New inspection placards for public display in Pasadena’s restaurants and other permanent food facilities will be issued by the City’s Public Health Department beginning July 1, 2014. The placards will indicate a facility’s status of Pass, Conditional Pass or Closed at the time of the inspection.
The new placards showing Pass or Conditional Pass will have numeric scores displayed that were received as part of the inspections. Placards showing a Closed status means an inspection revealed there was an imminent health hazard that required closure or that the permit was suspended due to non-compliance. Closed placards will indicate the reason for closure instead of a numerical score.
All placards will include a special “QR” code that can be scanned with a smart phone app for additional information about the food facility linked to a new inspection database on the City’s website. The database is online at http://decadeonline.com/main.phtml?agency=PAS.
Permanent food facilities that will receive the new placards include restaurants, markets, bakeries, bars, school cafeterias, commissaries and retail food processing facilities. The businesses are required to publicly display the placards.
Initial inspections by the Health Department resulting in scores of 85 to 100 will receive a Pass placard. Conditional Pass placards with scores of 75 to 84 means minimal code compliance was achieved and a follow-up inspection must be done. Conditional Pass scores of 74 and below mean minimal compliance also was achieved, but violations that were found require a mandatory Permit Suspension Hearing plus a follow-up inspection.
The new placards and the public database are the most recent steps taken by the Health Department’s Environmental Health Division to improve its service to the public and increase awareness of its mission to ensure that food sold and served in the City of Pasadena is safe, wholesome, properly labeled, and produced under sanitary conditions.
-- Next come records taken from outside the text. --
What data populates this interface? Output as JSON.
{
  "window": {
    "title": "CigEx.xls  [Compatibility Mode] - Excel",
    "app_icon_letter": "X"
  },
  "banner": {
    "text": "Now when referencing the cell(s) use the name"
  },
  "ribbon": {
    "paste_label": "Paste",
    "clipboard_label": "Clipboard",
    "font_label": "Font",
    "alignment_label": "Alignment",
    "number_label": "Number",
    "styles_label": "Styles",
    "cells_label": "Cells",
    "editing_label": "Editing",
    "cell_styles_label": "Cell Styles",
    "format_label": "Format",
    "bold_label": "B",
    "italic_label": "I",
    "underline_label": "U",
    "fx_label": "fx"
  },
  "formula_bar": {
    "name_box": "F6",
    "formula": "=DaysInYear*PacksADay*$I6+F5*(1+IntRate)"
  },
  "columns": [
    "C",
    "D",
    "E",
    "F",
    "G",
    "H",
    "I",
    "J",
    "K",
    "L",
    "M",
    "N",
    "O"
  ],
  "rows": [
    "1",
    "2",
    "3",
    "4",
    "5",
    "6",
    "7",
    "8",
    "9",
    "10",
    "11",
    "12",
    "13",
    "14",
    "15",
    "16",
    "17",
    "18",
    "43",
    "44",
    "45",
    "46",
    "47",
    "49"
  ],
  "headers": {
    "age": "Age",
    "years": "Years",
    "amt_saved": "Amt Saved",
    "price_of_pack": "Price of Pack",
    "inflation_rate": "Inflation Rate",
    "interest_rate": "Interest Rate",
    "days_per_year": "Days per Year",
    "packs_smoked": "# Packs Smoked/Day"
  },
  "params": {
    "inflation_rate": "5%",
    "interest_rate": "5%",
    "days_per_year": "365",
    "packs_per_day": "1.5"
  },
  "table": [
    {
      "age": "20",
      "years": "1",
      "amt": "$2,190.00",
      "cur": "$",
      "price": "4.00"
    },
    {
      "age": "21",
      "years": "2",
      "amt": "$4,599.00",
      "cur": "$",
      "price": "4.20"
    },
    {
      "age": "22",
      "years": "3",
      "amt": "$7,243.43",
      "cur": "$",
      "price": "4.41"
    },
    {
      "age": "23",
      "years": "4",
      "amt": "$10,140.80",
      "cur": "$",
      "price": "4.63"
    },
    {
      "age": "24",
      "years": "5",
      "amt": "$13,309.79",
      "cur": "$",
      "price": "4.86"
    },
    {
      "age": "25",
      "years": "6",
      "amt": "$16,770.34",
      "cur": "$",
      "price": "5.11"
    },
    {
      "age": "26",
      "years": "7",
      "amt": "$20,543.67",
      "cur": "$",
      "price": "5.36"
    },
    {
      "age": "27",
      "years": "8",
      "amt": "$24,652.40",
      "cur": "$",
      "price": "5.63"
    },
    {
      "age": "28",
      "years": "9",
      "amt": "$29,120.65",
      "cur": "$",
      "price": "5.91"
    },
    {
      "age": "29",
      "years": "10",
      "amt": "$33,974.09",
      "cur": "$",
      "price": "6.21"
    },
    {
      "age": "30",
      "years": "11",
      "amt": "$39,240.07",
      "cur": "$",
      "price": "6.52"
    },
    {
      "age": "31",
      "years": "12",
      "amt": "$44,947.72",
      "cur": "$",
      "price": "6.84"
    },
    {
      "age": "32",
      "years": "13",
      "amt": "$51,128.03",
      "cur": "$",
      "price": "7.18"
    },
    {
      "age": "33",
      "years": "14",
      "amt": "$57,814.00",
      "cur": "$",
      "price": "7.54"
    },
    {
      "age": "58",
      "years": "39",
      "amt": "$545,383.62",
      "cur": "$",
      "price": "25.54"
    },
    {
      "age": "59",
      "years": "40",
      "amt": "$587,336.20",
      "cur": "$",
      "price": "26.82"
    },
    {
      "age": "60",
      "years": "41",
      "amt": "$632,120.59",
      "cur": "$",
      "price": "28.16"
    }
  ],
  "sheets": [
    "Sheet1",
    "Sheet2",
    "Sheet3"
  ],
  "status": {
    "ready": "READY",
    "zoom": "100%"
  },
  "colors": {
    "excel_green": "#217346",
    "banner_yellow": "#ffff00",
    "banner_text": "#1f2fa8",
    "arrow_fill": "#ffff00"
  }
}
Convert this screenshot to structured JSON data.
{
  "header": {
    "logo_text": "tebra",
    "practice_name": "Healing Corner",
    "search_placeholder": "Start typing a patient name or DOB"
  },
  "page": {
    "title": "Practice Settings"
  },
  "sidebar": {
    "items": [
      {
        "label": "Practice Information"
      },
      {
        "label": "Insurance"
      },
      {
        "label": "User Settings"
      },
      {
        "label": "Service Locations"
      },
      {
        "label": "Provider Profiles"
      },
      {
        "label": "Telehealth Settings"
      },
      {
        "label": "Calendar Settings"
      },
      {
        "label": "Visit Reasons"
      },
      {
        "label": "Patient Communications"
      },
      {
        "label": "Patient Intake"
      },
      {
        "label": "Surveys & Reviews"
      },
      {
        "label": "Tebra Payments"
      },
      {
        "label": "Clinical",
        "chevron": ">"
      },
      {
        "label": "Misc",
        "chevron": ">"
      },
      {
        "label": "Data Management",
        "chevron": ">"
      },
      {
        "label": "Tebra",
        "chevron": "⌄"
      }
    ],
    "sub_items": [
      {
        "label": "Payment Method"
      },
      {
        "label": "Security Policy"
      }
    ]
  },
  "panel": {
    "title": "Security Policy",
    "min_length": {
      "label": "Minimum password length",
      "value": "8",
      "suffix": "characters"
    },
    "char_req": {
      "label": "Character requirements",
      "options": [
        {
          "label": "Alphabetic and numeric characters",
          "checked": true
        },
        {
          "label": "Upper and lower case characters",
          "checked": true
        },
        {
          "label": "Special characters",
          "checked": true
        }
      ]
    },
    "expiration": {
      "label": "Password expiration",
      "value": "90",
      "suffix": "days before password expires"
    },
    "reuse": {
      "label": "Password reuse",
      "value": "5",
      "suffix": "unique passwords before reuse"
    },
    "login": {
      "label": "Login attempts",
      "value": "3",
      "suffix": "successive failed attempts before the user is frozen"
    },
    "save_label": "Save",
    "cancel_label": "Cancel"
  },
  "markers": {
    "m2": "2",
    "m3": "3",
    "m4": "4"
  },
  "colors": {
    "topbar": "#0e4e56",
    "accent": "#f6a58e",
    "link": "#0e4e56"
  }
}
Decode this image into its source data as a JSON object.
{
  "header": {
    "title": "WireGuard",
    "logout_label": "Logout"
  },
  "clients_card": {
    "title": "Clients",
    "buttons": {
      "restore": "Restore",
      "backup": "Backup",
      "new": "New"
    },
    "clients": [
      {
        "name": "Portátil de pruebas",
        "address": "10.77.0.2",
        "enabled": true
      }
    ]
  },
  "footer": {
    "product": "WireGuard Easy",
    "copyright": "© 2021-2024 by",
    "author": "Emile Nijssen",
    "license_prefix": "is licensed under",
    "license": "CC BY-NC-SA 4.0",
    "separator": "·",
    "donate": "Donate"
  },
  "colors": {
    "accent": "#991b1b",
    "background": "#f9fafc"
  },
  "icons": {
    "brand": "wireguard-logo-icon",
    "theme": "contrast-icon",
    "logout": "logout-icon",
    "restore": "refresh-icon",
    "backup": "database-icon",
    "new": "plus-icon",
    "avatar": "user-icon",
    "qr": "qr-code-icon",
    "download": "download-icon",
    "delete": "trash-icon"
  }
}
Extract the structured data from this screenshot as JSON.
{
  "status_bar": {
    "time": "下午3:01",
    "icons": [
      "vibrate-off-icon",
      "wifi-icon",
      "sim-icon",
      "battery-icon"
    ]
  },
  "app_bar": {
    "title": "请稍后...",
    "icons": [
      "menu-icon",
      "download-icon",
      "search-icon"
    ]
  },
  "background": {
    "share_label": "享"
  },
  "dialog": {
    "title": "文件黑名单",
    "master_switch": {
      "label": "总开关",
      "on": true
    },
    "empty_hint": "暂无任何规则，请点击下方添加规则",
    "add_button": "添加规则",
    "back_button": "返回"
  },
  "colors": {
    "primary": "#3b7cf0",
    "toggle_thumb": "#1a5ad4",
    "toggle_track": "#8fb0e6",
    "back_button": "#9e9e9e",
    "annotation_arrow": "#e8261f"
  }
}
The Health Department’s mandatory inspections are required per the California Health and Safety Code.